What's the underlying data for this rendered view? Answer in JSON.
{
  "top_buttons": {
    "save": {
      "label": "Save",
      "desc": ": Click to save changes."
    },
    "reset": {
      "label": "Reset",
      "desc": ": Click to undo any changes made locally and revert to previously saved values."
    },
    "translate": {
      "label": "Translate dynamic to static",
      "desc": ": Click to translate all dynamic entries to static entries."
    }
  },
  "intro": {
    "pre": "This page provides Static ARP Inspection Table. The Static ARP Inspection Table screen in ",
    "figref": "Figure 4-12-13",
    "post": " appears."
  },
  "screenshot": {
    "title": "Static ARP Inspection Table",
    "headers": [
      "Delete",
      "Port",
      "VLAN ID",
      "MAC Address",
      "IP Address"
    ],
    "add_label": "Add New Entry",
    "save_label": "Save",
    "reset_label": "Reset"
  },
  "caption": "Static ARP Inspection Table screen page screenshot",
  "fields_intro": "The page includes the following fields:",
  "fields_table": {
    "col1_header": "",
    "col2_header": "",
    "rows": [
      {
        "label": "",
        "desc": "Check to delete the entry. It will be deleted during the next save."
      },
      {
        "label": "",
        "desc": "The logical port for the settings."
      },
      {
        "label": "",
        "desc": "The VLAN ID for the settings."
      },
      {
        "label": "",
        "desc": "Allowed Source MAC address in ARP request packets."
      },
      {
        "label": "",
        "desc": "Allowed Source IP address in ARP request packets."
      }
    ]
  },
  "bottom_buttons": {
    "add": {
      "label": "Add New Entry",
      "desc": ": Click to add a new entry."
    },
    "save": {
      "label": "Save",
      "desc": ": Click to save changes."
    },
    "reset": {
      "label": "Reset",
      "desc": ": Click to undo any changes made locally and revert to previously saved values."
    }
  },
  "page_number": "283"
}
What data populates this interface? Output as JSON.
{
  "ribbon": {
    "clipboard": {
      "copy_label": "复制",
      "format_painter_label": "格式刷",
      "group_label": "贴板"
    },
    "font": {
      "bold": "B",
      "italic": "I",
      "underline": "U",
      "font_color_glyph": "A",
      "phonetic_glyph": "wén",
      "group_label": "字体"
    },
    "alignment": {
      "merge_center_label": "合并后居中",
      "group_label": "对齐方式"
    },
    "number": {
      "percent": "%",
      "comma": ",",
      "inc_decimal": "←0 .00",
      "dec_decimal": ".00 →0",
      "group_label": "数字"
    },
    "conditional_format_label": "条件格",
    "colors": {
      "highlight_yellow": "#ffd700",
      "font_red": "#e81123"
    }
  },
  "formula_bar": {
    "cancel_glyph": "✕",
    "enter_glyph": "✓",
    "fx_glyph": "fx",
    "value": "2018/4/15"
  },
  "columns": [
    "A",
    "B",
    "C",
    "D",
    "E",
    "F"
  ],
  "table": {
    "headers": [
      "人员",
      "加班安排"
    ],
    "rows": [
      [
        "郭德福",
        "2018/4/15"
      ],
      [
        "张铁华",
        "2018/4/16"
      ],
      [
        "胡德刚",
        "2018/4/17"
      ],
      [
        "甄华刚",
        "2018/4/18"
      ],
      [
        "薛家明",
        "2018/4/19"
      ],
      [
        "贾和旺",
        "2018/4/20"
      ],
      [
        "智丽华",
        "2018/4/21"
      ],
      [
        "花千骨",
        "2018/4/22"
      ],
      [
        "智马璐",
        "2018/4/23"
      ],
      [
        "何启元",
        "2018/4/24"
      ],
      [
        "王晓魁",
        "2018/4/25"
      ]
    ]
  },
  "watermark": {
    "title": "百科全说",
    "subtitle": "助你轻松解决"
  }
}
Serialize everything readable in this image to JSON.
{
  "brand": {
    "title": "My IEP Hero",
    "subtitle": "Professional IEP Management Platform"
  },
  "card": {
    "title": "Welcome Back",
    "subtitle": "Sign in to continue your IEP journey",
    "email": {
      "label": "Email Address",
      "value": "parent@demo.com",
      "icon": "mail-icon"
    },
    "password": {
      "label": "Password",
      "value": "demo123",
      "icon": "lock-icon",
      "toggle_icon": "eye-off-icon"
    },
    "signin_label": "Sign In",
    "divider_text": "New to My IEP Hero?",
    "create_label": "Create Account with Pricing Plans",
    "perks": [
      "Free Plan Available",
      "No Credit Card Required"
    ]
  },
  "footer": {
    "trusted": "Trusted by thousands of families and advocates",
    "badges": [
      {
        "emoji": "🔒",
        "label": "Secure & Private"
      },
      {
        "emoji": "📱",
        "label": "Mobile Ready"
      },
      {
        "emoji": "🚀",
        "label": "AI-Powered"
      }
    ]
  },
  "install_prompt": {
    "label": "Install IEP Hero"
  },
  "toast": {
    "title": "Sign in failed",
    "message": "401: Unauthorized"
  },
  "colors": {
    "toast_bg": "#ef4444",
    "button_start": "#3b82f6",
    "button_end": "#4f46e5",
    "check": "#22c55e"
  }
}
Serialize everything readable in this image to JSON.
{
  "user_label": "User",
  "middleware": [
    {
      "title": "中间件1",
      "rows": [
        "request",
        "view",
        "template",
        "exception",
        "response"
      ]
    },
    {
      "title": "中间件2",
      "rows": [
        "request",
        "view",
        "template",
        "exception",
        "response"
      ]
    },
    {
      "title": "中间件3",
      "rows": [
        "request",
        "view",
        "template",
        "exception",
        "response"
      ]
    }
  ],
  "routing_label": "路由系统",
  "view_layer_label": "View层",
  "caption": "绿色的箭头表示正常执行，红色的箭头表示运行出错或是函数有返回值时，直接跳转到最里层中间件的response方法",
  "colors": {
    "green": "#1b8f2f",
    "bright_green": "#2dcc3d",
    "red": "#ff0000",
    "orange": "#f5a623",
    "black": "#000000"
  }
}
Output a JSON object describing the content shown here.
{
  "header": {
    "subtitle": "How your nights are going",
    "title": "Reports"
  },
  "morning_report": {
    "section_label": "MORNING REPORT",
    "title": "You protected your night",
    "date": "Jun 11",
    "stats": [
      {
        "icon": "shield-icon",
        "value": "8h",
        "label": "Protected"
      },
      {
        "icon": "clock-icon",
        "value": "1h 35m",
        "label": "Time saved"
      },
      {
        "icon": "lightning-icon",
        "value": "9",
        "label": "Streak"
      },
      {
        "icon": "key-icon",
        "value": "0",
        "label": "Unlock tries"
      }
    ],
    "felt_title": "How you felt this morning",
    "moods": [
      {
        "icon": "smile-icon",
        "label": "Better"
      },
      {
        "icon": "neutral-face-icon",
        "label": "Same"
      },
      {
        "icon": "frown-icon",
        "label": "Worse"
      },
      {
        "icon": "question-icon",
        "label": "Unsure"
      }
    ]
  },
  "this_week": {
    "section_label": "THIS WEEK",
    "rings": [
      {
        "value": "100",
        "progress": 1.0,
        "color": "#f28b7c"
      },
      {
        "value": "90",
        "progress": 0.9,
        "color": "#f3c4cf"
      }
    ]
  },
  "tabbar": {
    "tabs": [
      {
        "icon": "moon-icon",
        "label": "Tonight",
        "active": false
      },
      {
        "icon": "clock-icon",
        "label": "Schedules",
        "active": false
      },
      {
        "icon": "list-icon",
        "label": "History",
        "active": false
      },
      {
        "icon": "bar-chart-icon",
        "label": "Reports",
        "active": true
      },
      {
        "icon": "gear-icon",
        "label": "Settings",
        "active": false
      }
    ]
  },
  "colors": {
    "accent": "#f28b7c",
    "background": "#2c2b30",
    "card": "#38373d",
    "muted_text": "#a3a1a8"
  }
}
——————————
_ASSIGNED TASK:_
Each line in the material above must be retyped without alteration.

_WRITTEN SOLUTION:_
What's the underlying data for this rendered view? Answer in JSON.
{
  "top_buttons": {
    "save": {
      "label": "Save",
      "desc": ": Click to save changes."
    },
    "reset": {
      "label": "Reset",
      "desc": ": Click to undo any changes made locally and revert to previously saved values."
    },
    "translate": {
      "label": "Translate dynamic to static",
      "desc": ": Click to translate all dynamic entries to static entries."
    }
  },
  "intro": {
    "pre": "This page provides Static ARP Inspection Table. The Static ARP Inspection Table screen in ",
    "figref": "Figure 4-12-13",
    "post": " appears."
  },
  "screenshot": {
    "title": "Static ARP Inspection Table",
    "headers": [
      "Delete",
      "Port",
      "VLAN ID",
      "MAC Address",
      "IP Address"
    ],
    "add_label": "Add New Entry",
    "save_label": "Save",
    "reset_label": "Reset"
  },
  "caption": "Static ARP Inspection Table screen page screenshot",
  "fields_intro": "The page includes the following fields:",
  "fields_table": {
    "col1_header": "",
    "col2_header": "",
    "rows": [
      {
        "label": "",
        "desc": "Check to delete the entry. It will be deleted during the next save."
      },
      {
        "label": "",
        "desc": "The logical port for the settings."
      },
      {
        "label": "",
        "desc": "The VLAN ID for the settings."
      },
      {
        "label": "",
        "desc": "Allowed Source MAC address in ARP request packets."
      },
      {
        "label": "",
        "desc": "Allowed Source IP address in ARP request packets."
      }
    ]
  },
  "bottom_buttons": {
    "add": {
      "label": "Add New Entry",
      "desc": ": Click to add a new entry."
    },
    "save": {
      "label": "Save",
      "desc": ": Click to save changes."
    },
    "reset": {
      "label": "Reset",
      "desc": ": Click to undo any changes made locally and revert to previously saved values."
    }
  },
  "page_number": "283"
}
What data populates this interface? Output as JSON.
{
  "ribbon": {
    "clipboard": {
      "copy_label": "复制",
      "format_painter_label": "格式刷",
      "group_label": "贴板"
    },
    "font": {
      "bold": "B",
      "italic": "I",
      "underline": "U",
      "font_color_glyph": "A",
      "phonetic_glyph": "wén",
      "group_label": "字体"
    },
    "alignment": {
      "merge_center_label": "合并后居中",
      "group_label": "对齐方式"
    },
    "number": {
      "percent": "%",
      "comma": ",",
      "inc_decimal": "←0 .00",
      "dec_decimal": ".00 →0",
      "group_label": "数字"
    },
    "conditional_format_label": "条件格",
    "colors": {
      "highlight_yellow": "#ffd700",
      "font_red": "#e81123"
    }
  },
  "formula_bar": {
    "cancel_glyph": "✕",
    "enter_glyph": "✓",
    "fx_glyph": "fx",
    "value": "2018/4/15"
  },
  "columns": [
    "A",
    "B",
    "C",
    "D",
    "E",
    "F"
  ],
  "table": {
    "headers": [
      "人员",
      "加班安排"
    ],
    "rows": [
      [
        "郭德福",
        "2018/4/15"
      ],
      [
        "张铁华",
        "2018/4/16"
      ],
      [
        "胡德刚",
        "2018/4/17"
      ],
      [
        "甄华刚",
        "2018/4/18"
      ],
      [
        "薛家明",
        "2018/4/19"
      ],
      [
        "贾和旺",
        "2018/4/20"
      ],
      [
        "智丽华",
        "2018/4/21"
      ],
      [
        "花千骨",
        "2018/4/22"
      ],
      [
        "智马璐",
        "2018/4/23"
      ],
      [
        "何启元",
        "2018/4/24"
      ],
      [
        "王晓魁",
        "2018/4/25"
      ]
    ]
  },
  "watermark": {
    "title": "百科全说",
    "subtitle": "助你轻松解决"
  }
}
Serialize everything readable in this image to JSON.
{
  "brand": {
    "title": "My IEP Hero",
    "subtitle": "Professional IEP Management Platform"
  },
  "card": {
    "title": "Welcome Back",
    "subtitle": "Sign in to continue your IEP journey",
    "email": {
      "label": "Email Address",
      "value": "parent@demo.com",
      "icon": "mail-icon"
    },
    "password": {
      "label": "Password",
      "value": "demo123",
      "icon": "lock-icon",
      "toggle_icon": "eye-off-icon"
    },
    "signin_label": "Sign In",
    "divider_text": "New to My IEP Hero?",
    "create_label": "Create Account with Pricing Plans",
    "perks": [
      "Free Plan Available",
      "No Credit Card Required"
    ]
  },
  "footer": {
    "trusted": "Trusted by thousands of families and advocates",
    "badges": [
      {
        "emoji": "🔒",
        "label": "Secure & Private"
      },
      {
        "emoji": "📱",
        "label": "Mobile Ready"
      },
      {
        "emoji": "🚀",
        "label": "AI-Powered"
      }
    ]
  },
  "install_prompt": {
    "label": "Install IEP Hero"
  },
  "toast": {
    "title": "Sign in failed",
    "message": "401: Unauthorized"
  },
  "colors": {
    "toast_bg": "#ef4444",
    "button_start": "#3b82f6",
    "button_end": "#4f46e5",
    "check": "#22c55e"
  }
}
Serialize everything readable in this image to JSON.
{
  "user_label": "User",
  "middleware": [
    {
      "title": "中间件1",
      "rows": [
        "request",
        "view",
        "template",
        "exception",
        "response"
      ]
    },
    {
      "title": "中间件2",
      "rows": [
        "request",
        "view",
        "template",
        "exception",
        "response"
      ]
    },
    {
      "title": "中间件3",
      "rows": [
        "request",
        "view",
        "template",
        "exception",
        "response"
      ]
    }
  ],
  "routing_label": "路由系统",
  "view_layer_label": "View层",
  "caption": "绿色的箭头表示正常执行，红色的箭头表示运行出错或是函数有返回值时，直接跳转到最里层中间件的response方法",
  "colors": {
    "green": "#1b8f2f",
    "bright_green": "#2dcc3d",
    "red": "#ff0000",
    "orange": "#f5a623",
    "black": "#000000"
  }
}
Output a JSON object describing the content shown here.
{
  "header": {
    "subtitle": "How your nights are going",
    "title": "Reports"
  },
  "morning_report": {
    "section_label": "MORNING REPORT",
    "title": "You protected your night",
    "date": "Jun 11",
    "stats": [
      {
        "icon": "shield-icon",
        "value": "8h",
        "label": "Protected"
      },
      {
        "icon": "clock-icon",
        "value": "1h 35m",
        "label": "Time saved"
      },
      {
        "icon": "lightning-icon",
        "value": "9",
        "label": "Streak"
      },
      {
        "icon": "key-icon",
        "value": "0",
        "label": "Unlock tries"
      }
    ],
    "felt_title": "How you felt this morning",
    "moods": [
      {
        "icon": "smile-icon",
        "label": "Better"
      },
      {
        "icon": "neutral-face-icon",
        "label": "Same"
      },
      {
        "icon": "frown-icon",
        "label": "Worse"
      },
      {
        "icon": "question-icon",
        "label": "Unsure"
      }
    ]
  },
  "this_week": {
    "section_label": "THIS WEEK",
    "rings": [
      {
        "value": "100",
        "progress": 1.0,
        "color": "#f28b7c"
      },
      {
        "value": "90",
        "progress": 0.9,
        "color": "#f3c4cf"
      }
    ]
  },
  "tabbar": {
    "tabs": [
      {
        "icon": "moon-icon",
        "label": "Tonight",
        "active": false
      },
      {
        "icon": "clock-icon",
        "label": "Schedules",
        "active": false
      },
      {
        "icon": "list-icon",
        "label": "History",
        "active": false
      },
      {
        "icon": "bar-chart-icon",
        "label": "Reports",
        "active": true
      },
      {
        "icon": "gear-icon",
        "label": "Settings",
        "active": false
      }
    ]
  },
  "colors": {
    "accent": "#f28b7c",
    "background": "#2c2b30",
    "card": "#38373d",
    "muted_text": "#a3a1a8"
  }
}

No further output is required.